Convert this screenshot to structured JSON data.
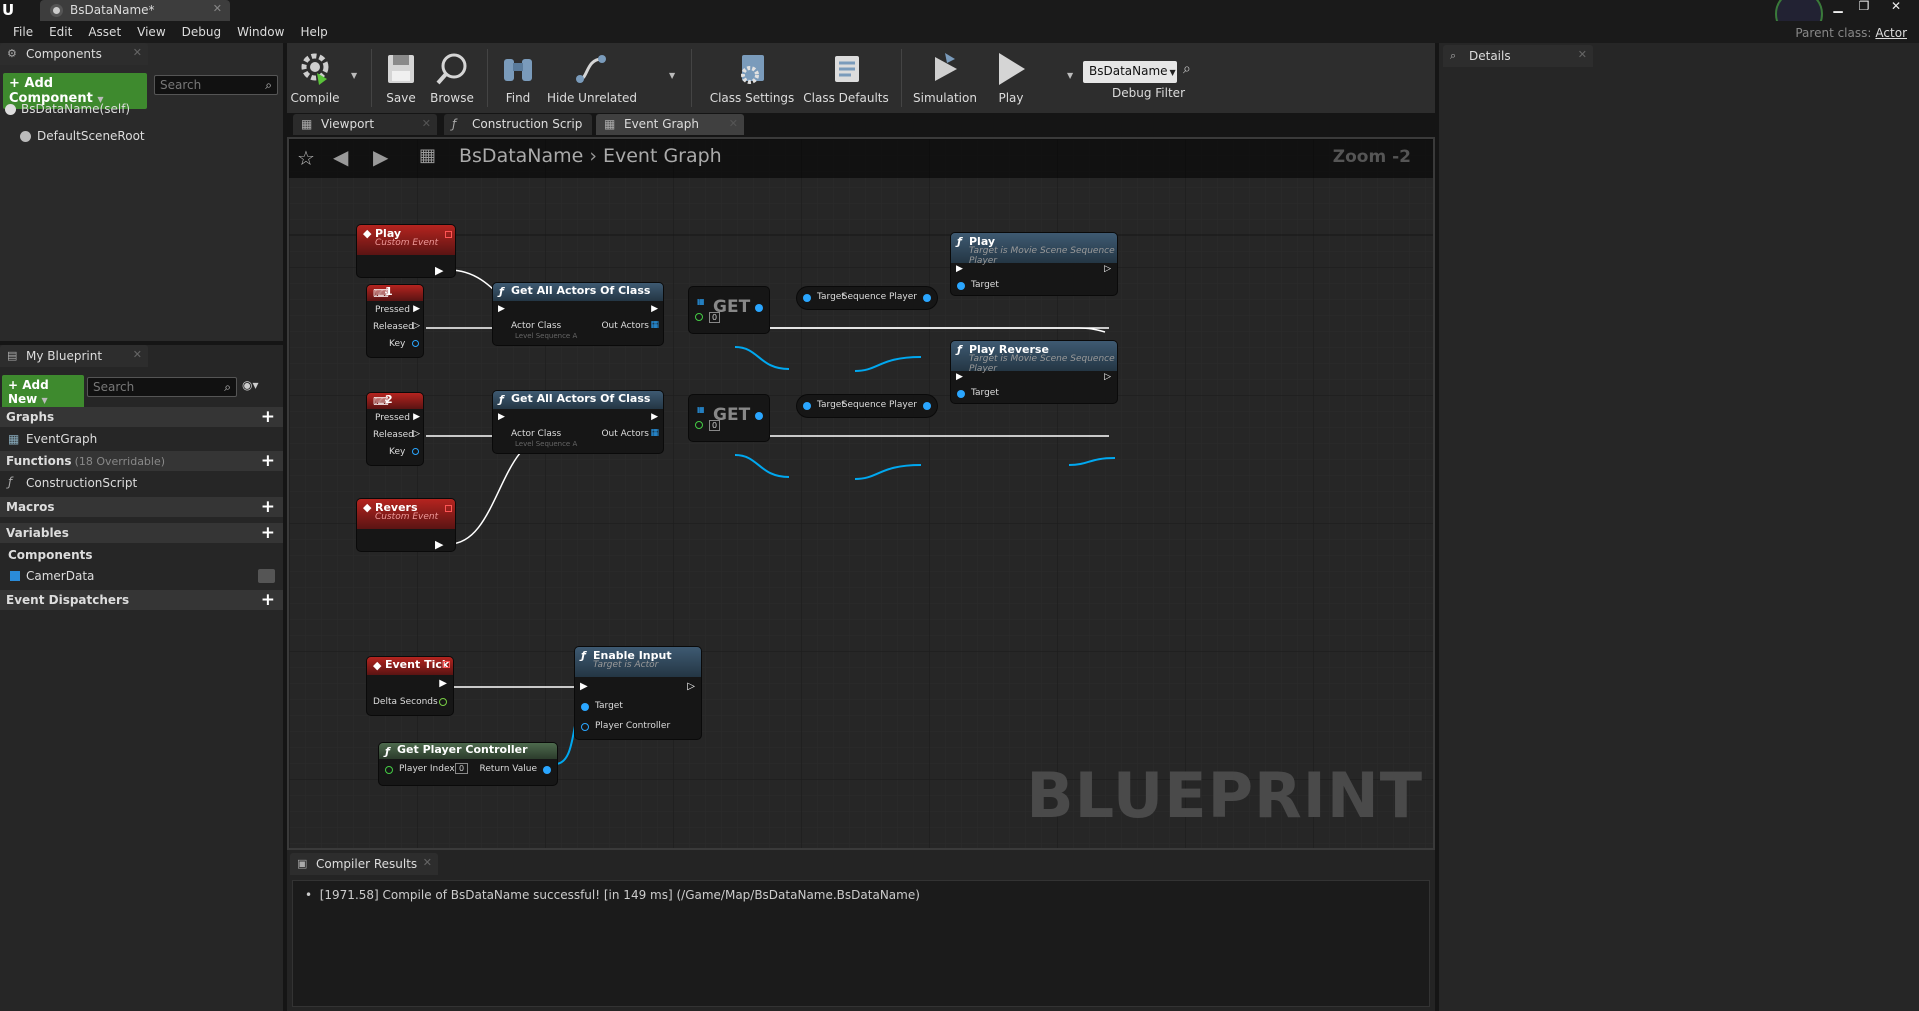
{
  "window": {
    "doc_tab": "BsDataName*",
    "parent_class_label": "Parent class:",
    "parent_class_value": "Actor"
  },
  "menu": [
    "File",
    "Edit",
    "Asset",
    "View",
    "Debug",
    "Window",
    "Help"
  ],
  "components_panel": {
    "tab": "Components",
    "add_button": "+ Add Component",
    "search_placeholder": "Search",
    "tree": [
      "BsDataName(self)",
      "DefaultSceneRoot"
    ]
  },
  "my_blueprint": {
    "tab": "My Blueprint",
    "add_button": "+ Add New",
    "search_placeholder": "Search",
    "sections": {
      "graphs": "Graphs",
      "graph_items": [
        "EventGraph"
      ],
      "functions": "Functions",
      "functions_count": "(18 Overridable)",
      "function_items": [
        "ConstructionScript"
      ],
      "macros": "Macros",
      "variables": "Variables",
      "components": "Components",
      "component_items": [
        "CamerData"
      ],
      "dispatchers": "Event Dispatchers"
    }
  },
  "toolbar": {
    "compile": "Compile",
    "save": "Save",
    "browse": "Browse",
    "find": "Find",
    "hide_unrelated": "Hide Unrelated",
    "class_settings": "Class Settings",
    "class_defaults": "Class Defaults",
    "simulation": "Simulation",
    "play": "Play",
    "debug_object": "BsDataName",
    "debug_filter": "Debug Filter"
  },
  "graph_tabs": [
    "Viewport",
    "Construction Scrip",
    "Event Graph"
  ],
  "graph": {
    "breadcrumb_root": "BsDataName",
    "breadcrumb_leaf": "Event Graph",
    "zoom": "Zoom -2",
    "watermark": "BLUEPRINT",
    "nodes": {
      "play_event": {
        "title": "Play",
        "sub": "Custom Event"
      },
      "key1": {
        "title": "1",
        "pins": [
          "Pressed",
          "Released",
          "Key"
        ]
      },
      "get_all_1": {
        "title": "Get All Actors Of Class",
        "actor_class": "Actor Class",
        "actor_class_value": "Level Sequence A",
        "out": "Out Actors"
      },
      "get1": {
        "title": "GET",
        "index": "0"
      },
      "seqplayer1": {
        "in": "Target",
        "out": "Sequence Player"
      },
      "play_fn": {
        "title": "Play",
        "sub": "Target is Movie Scene Sequence Player",
        "target": "Target"
      },
      "key2": {
        "title": "2",
        "pins": [
          "Pressed",
          "Released",
          "Key"
        ]
      },
      "get_all_2": {
        "title": "Get All Actors Of Class",
        "actor_class": "Actor Class",
        "actor_class_value": "Level Sequence A",
        "out": "Out Actors"
      },
      "get2": {
        "title": "GET",
        "index": "0"
      },
      "seqplayer2": {
        "in": "Target",
        "out": "Sequence Player"
      },
      "play_reverse_fn": {
        "title": "Play Reverse",
        "sub": "Target is Movie Scene Sequence Player",
        "target": "Target"
      },
      "revers_event": {
        "title": "Revers",
        "sub": "Custom Event"
      },
      "event_tick": {
        "title": "Event Tick",
        "delta": "Delta Seconds"
      },
      "enable_input": {
        "title": "Enable Input",
        "sub": "Target is Actor",
        "target": "Target",
        "player_controller": "Player Controller"
      },
      "get_player_controller": {
        "title": "Get Player Controller",
        "player_index": "Player Index",
        "player_index_value": "0",
        "return_value": "Return Value"
      }
    }
  },
  "details": {
    "tab": "Details"
  },
  "compiler": {
    "tab": "Compiler Results",
    "message": "[1971.58] Compile of BsDataName successful! [in 149 ms] (/Game/Map/BsDataName.BsDataName)"
  },
  "colors": {
    "exec_wire": "#ffffff",
    "object_wire": "#00a8f0",
    "event_red": "#b5241f",
    "function_blue": "#3e5a72",
    "pure_green": "#4d6a4d"
  }
}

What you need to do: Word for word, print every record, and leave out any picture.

Expected output:
Convert this screenshot to structured JSON data.
{
  "window": {
    "doc_tab": "BsDataName*",
    "parent_class_label": "Parent class:",
    "parent_class_value": "Actor"
  },
  "menu": [
    "File",
    "Edit",
    "Asset",
    "View",
    "Debug",
    "Window",
    "Help"
  ],
  "components_panel": {
    "tab": "Components",
    "add_button": "+ Add Component",
    "search_placeholder": "Search",
    "tree": [
      "BsDataName(self)",
      "DefaultSceneRoot"
    ]
  },
  "my_blueprint": {
    "tab": "My Blueprint",
    "add_button": "+ Add New",
    "search_placeholder": "Search",
    "sections": {
      "graphs": "Graphs",
      "graph_items": [
        "EventGraph"
      ],
      "functions": "Functions",
      "functions_count": "(18 Overridable)",
      "function_items": [
        "ConstructionScript"
      ],
      "macros": "Macros",
      "variables": "Variables",
      "components": "Components",
      "component_items": [
        "CamerData"
      ],
      "dispatchers": "Event Dispatchers"
    }
  },
  "toolbar": {
    "compile": "Compile",
    "save": "Save",
    "browse": "Browse",
    "find": "Find",
    "hide_unrelated": "Hide Unrelated",
    "class_settings": "Class Settings",
    "class_defaults": "Class Defaults",
    "simulation": "Simulation",
    "play": "Play",
    "debug_object": "BsDataName",
    "debug_filter": "Debug Filter"
  },
  "graph_tabs": [
    "Viewport",
    "Construction Scrip",
    "Event Graph"
  ],
  "graph": {
    "breadcrumb_root": "BsDataName",
    "breadcrumb_leaf": "Event Graph",
    "zoom": "Zoom -2",
    "watermark": "BLUEPRINT",
    "nodes": {
      "play_event": {
        "title": "Play",
        "sub": "Custom Event"
      },
      "key1": {
        "title": "1",
        "pins": [
          "Pressed",
          "Released",
          "Key"
        ]
      },
      "get_all_1": {
        "title": "Get All Actors Of Class",
        "actor_class": "Actor Class",
        "actor_class_value": "Level Sequence A",
        "out": "Out Actors"
      },
      "get1": {
        "title": "GET",
        "index": "0"
      },
      "seqplayer1": {
        "in": "Target",
        "out": "Sequence Player"
      },
      "play_fn": {
        "title": "Play",
        "sub": "Target is Movie Scene Sequence Player",
        "target": "Target"
      },
      "key2": {
        "title": "2",
        "pins": [
          "Pressed",
          "Released",
          "Key"
        ]
      },
      "get_all_2": {
        "title": "Get All Actors Of Class",
        "actor_class": "Actor Class",
        "actor_class_value": "Level Sequence A",
        "out": "Out Actors"
      },
      "get2": {
        "title": "GET",
        "index": "0"
      },
      "seqplayer2": {
        "in": "Target",
        "out": "Sequence Player"
      },
      "play_reverse_fn": {
        "title": "Play Reverse",
        "sub": "Target is Movie Scene Sequence Player",
        "target": "Target"
      },
      "revers_event": {
        "title": "Revers",
        "sub": "Custom Event"
      },
      "event_tick": {
        "title": "Event Tick",
        "delta": "Delta Seconds"
      },
      "enable_input": {
        "title": "Enable Input",
        "sub": "Target is Actor",
        "target": "Target",
        "player_controller": "Player Controller"
      },
      "get_player_controller": {
        "title": "Get Player Controller",
        "player_index": "Player Index",
        "player_index_value": "0",
        "return_value": "Return Value"
      }
    }
  },
  "details": {
    "tab": "Details"
  },
  "compiler": {
    "tab": "Compiler Results",
    "message": "[1971.58] Compile of BsDataName successful! [in 149 ms] (/Game/Map/BsDataName.BsDataName)"
  },
  "colors": {
    "exec_wire": "#ffffff",
    "object_wire": "#00a8f0",
    "event_red": "#b5241f",
    "function_blue": "#3e5a72",
    "pure_green": "#4d6a4d"
  }
}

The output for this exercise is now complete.